Just as importantly, participants told CNS, a broader sense of unity emerged as those on the front lines of anti-trafficking efforts realized they were not alone in aiding trafficking victims and confronting traffickers, often under threat of harm.
Sister Margaret Nacke, 84, a member of the Sisters of St. Joseph of Concordia, Kansas, has addressed trafficking concerns for more than a decade. She acknowledged the work is centered on protecting human dignity, especially of women and children.
“It’s sensitivity to the environment and how we treat people,” she said. “We’re treating people as products to be bought, shared, traded. We have to have a full look at what it means to be a human being. What does that mean for freedom? I can take your freedom for my freedom?”

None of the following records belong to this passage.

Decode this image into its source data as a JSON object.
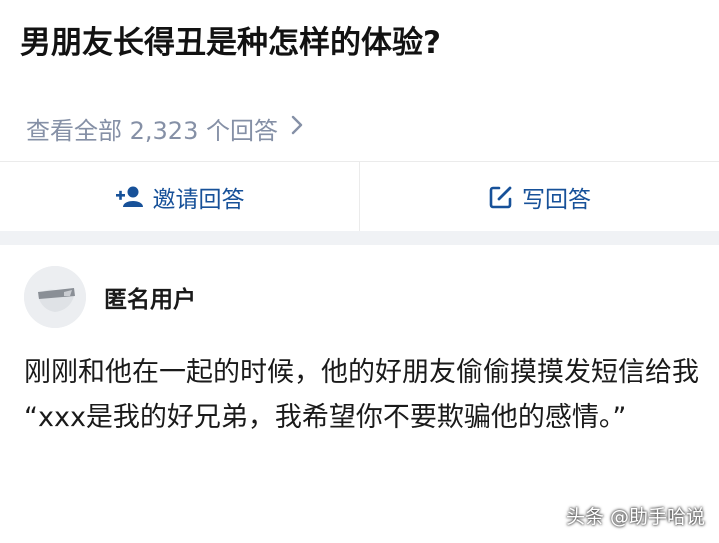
{
  "question": {
    "title": "男朋友长得丑是种怎样的体验?",
    "view_all": "查看全部 2,323 个回答"
  },
  "actions": {
    "invite_label": "邀请回答",
    "write_label": "写回答"
  },
  "answer": {
    "author": "匿名用户",
    "paragraphs": [
      "刚刚和他在一起的时候，他的好朋友偷偷摸摸发短信给我",
      "“xxx是我的好兄弟，我希望你不要欺骗他的感情。”"
    ]
  },
  "watermark": "头条 @助手哈说",
  "colors": {
    "link_blue": "#175199",
    "muted_gray": "#8590a6",
    "divider": "#f0f2f5"
  },
  "icons": {
    "view_all": "chevron-right-icon",
    "invite": "add-user-icon",
    "write": "edit-icon",
    "avatar": "anonymous-avatar-icon"
  }
}
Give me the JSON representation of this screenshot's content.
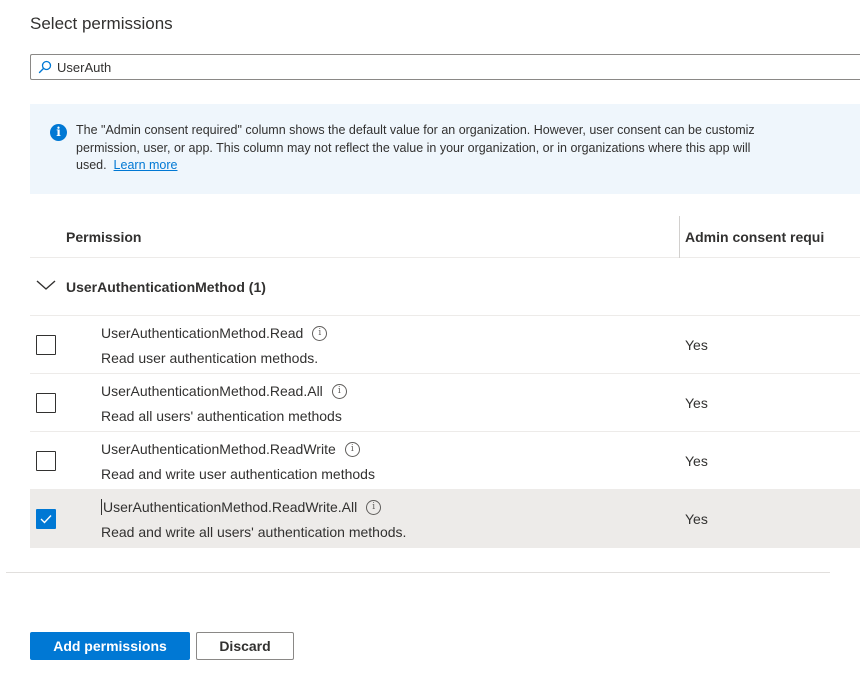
{
  "section_title": "Select permissions",
  "search": {
    "value": "UserAuth",
    "placeholder": ""
  },
  "info_banner": {
    "line1": "The \"Admin consent required\" column shows the default value for an organization. However, user consent can be customiz",
    "line2": "permission, user, or app. This column may not reflect the value in your organization, or in organizations where this app will",
    "line3_prefix": "used.",
    "link_text": "Learn more"
  },
  "table": {
    "headers": {
      "permission": "Permission",
      "admin_consent": "Admin consent requi"
    },
    "group": {
      "label": "UserAuthenticationMethod (1)"
    },
    "rows": [
      {
        "name": "UserAuthenticationMethod.Read",
        "description": "Read user authentication methods.",
        "admin_consent": "Yes",
        "checked": false
      },
      {
        "name": "UserAuthenticationMethod.Read.All",
        "description": "Read all users' authentication methods",
        "admin_consent": "Yes",
        "checked": false
      },
      {
        "name": "UserAuthenticationMethod.ReadWrite",
        "description": "Read and write user authentication methods",
        "admin_consent": "Yes",
        "checked": false
      },
      {
        "name": "UserAuthenticationMethod.ReadWrite.All",
        "description": "Read and write all users' authentication methods.",
        "admin_consent": "Yes",
        "checked": true
      }
    ]
  },
  "buttons": {
    "add_permissions": "Add permissions",
    "discard": "Discard"
  },
  "colors": {
    "accent": "#0078d4",
    "banner_bg": "#eff6fc",
    "selected_row_bg": "#edebe9"
  },
  "icons": {
    "search": "search-icon",
    "info": "info-icon",
    "chevron": "chevron-down-icon",
    "check": "checkmark-icon"
  }
}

Helping the world understand its role in protecting human dignity stands at the center of the work of the Rome-based Talitha Kim network, explained Comboni Sister Gabriella Bottani, coordinator.
“One of the most important things of Talitha Kum is it is a space that grows from the leadership of women religious. We have a flavor of the female sensitivity to respond,” she told CNS.
Overall, about 1,000 women religious in 22 networks across 76 countries work on trafficking, Bottani said.
Whether it is Venezuelans fleeing to Brazil or Central Americans trying to enter the United States, she said the migration of people around the world feeds the trafficking industry as people move from country to country to escape poverty, with the poorest often the unwilling prey of traffickers.
Meeting women from the global south who live amid dire poverty to prevent young people from being trafficked inspired two members of the Sisters of the Holy Names of Jesus and Mary who are part of CATHII, the Internal and International Human Trafficking Action Committee in Montreal.
Sister Claudette Bastien and Sister Lise Gagnon agreed that it was helpful to “feel the passion” of the international response to trafficking.
“It’s good to know we are together,” Gagnon said.
That feeling of solidarity also reached Sister Angelina Segoviano, a member of the Oblate Sisters of the Most Holy Redeemer who works in trafficking ministry as part of the Red Rama network in Guatemala City. She helps young women and children understand the consequences of agreeing to relocate with the promise of work.
“We’re among the poorest people and in the communities of people suffering in human trafficking,” she said. “We help them understand that they are human beings, not something to be merchandized.”
But trafficking isn’t limited to people from poor communities south of the U.S. border. Benedictine Sister Teresa Ann Wolf, director of the Benedictine Multicultural Center in Watertown, South Dakota, knows trafficking occurs even in her part of the country.
She cited the annual Sturgis Motorcycle Rally in western South Dakota, which draws hundreds of thousands of people, as being a regular target of sex traffickers. She compared the event to a Super Bowl host city where sex trafficking spikes each February. Beyond that, the state’s fall pheasant hunting season also presents another window for trafficking, she said.
“There’s all these people coming in with money and are looking for a good time. Wherever you have an event that attracts men, it’s an opportunity for sex trafficking,” she said.
The Benedictine’s effort focuses on building a broad network in the community, including law enforcement to find assistance for women who find themselves being trafficked and educational programs at schools and community groups.
Near the end of the meeting, Bottani called on the women religious to become more organized than the traffickers.
“Human trafficking is increasing,” she said in a call to action. “Women and children face discrimination and the patriarchal order of society. … We’re called to recognize the presence of God in our brothers and sisters.”